Iterated Prisoner’s Dilemma

We’ve previously understood how the prisoner’s dilemma works. Given the payoffs and the choices each of the two prisoners has, each of them will most likely work against each other as opposed to cooperating. The reason lies in the fact that humans are by nature selfish and will work towards one’s own goals. But what if it occurs a second time? What if they are offered another chance? Knowing the choice made by the other party, will they work against or with each other? This scenario is called the Iterated Prisoner’s Dilemma.

Iterated Prisoner’s Dilemma, also called the peace-war game, studies the cooperative behavior and trusting nature of man. But unlike the first round of prisoner’s dilemma, it is quite a challenge to predict how the prisoner will act. Each of them has to consider the other’s previous actions, predict his present action and determine the reason behind their actions. It’s a very calculative notion.

But analysts figured that although the options and actions may vary, each of the prisoner will likely defect in the end. This is done when the length of the game is a given. Why? If Prisoner A cooperates on the first round, Prisoner B will likely cooperate on the second round given the fact that he would predict that A would possibly also cooperate. But it’s our instinct to work against each other. To achieve this and not let to the other party know, Prisoner B can defect on the last turn since Prisoner A won’t know anyway and the odds will definitely go towards B. It’s always the last round since the outcome will no longer affect the actions of the other party and one can do as he pleases.

But the defection strategy won’t work if the length is unknown. Thus, many analysts were invited to come up with algorithms that could predict the right strategies. Of all the algorithms proposed, Rapoport’s deterministic strategy proved to be the best. He came up with a program written in BASIC that analyzes the tit-for-tat strategy of each player. Simply put, Prisoner A will act according to Prisoner B’s actions in the previous round and vice versa. It sums up man’s behavior of retaliating, forgiving and being nice. The algorithm proved to be the most optimal strategy for Iterated Prisoner’s Dilemma.
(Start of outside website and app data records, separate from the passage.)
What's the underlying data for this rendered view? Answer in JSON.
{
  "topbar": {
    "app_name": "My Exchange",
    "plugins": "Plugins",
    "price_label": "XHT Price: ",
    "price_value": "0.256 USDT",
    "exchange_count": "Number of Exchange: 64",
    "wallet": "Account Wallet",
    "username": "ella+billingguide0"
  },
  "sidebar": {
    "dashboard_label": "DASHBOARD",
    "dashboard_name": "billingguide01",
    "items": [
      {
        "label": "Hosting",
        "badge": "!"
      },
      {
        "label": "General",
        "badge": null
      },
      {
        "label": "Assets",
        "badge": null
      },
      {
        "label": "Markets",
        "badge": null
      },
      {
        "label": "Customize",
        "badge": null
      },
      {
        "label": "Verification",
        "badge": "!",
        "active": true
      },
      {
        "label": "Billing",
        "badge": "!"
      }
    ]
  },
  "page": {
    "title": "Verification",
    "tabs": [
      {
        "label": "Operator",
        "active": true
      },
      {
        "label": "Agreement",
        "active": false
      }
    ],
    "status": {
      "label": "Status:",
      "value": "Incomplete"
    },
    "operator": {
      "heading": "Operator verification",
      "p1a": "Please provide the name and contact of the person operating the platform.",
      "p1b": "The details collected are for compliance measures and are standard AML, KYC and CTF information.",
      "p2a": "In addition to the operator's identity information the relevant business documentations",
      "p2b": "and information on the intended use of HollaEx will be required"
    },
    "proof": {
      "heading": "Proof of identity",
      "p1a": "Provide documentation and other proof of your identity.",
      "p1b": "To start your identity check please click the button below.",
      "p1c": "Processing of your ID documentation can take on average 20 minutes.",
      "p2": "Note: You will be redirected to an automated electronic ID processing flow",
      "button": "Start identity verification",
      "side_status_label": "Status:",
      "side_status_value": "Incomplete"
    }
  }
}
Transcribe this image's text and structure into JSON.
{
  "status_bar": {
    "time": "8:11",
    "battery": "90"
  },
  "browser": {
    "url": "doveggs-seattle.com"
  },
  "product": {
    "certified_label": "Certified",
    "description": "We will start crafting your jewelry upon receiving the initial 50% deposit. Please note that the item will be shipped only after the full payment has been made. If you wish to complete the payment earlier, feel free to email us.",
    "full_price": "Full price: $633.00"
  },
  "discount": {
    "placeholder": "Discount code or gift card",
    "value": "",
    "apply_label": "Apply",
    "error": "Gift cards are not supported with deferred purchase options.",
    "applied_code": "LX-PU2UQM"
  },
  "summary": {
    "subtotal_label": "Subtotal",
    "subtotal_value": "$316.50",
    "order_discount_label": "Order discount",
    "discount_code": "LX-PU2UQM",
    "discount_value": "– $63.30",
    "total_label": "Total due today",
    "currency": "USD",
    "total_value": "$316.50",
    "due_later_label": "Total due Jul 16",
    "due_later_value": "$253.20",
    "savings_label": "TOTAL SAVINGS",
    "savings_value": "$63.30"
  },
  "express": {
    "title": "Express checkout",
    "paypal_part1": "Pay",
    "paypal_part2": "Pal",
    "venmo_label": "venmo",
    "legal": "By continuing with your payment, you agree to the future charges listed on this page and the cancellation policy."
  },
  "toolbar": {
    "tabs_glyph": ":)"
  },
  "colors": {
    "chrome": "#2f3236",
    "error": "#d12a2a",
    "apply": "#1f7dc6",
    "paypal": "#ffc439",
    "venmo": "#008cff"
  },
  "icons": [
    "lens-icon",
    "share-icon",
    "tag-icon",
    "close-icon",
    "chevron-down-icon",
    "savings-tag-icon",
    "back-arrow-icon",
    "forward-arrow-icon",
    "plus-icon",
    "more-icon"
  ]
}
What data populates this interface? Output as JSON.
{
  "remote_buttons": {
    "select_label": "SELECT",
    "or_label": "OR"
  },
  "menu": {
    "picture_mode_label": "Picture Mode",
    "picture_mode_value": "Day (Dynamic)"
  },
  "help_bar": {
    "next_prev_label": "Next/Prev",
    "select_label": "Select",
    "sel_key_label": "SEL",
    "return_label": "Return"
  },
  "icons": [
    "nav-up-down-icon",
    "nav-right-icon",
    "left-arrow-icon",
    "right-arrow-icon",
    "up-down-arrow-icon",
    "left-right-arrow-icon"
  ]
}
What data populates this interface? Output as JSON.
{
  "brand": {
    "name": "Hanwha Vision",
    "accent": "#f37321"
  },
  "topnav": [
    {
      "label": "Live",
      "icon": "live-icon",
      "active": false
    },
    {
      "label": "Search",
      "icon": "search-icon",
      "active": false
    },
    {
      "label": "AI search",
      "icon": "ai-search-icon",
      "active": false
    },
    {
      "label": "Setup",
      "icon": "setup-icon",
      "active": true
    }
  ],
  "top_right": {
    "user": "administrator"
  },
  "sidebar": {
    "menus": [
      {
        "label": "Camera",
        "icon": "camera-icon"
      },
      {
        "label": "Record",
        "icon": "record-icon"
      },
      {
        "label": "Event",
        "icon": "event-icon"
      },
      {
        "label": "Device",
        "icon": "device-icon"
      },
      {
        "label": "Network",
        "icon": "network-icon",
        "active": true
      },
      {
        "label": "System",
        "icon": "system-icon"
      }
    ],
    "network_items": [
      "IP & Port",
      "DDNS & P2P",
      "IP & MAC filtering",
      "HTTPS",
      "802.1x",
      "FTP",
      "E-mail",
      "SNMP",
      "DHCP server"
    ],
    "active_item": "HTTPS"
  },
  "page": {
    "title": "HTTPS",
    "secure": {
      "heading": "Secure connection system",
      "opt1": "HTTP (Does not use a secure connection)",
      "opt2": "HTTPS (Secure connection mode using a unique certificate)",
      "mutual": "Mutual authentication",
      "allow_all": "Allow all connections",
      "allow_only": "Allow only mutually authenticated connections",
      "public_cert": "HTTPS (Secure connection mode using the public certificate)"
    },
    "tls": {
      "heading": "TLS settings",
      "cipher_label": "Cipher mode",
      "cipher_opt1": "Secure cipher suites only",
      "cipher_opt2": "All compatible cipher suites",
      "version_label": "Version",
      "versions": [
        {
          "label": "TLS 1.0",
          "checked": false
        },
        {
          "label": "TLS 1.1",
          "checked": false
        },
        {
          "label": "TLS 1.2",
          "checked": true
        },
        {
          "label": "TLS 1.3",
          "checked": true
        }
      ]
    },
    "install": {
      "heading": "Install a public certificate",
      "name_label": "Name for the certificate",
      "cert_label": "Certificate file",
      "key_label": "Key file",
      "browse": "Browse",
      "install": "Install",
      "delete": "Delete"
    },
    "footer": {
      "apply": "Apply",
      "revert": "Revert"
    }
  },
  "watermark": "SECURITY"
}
Leave a Reply

Fill in your details below or click an icon to log in: Logo

You are commenting using your account. Log Out /  Change )

Twitter picture

You are commenting using your Twitter account. Log Out /  Change )

Facebook photo

You are commenting using your Facebook account. Log Out /  Change )

Connecting to %s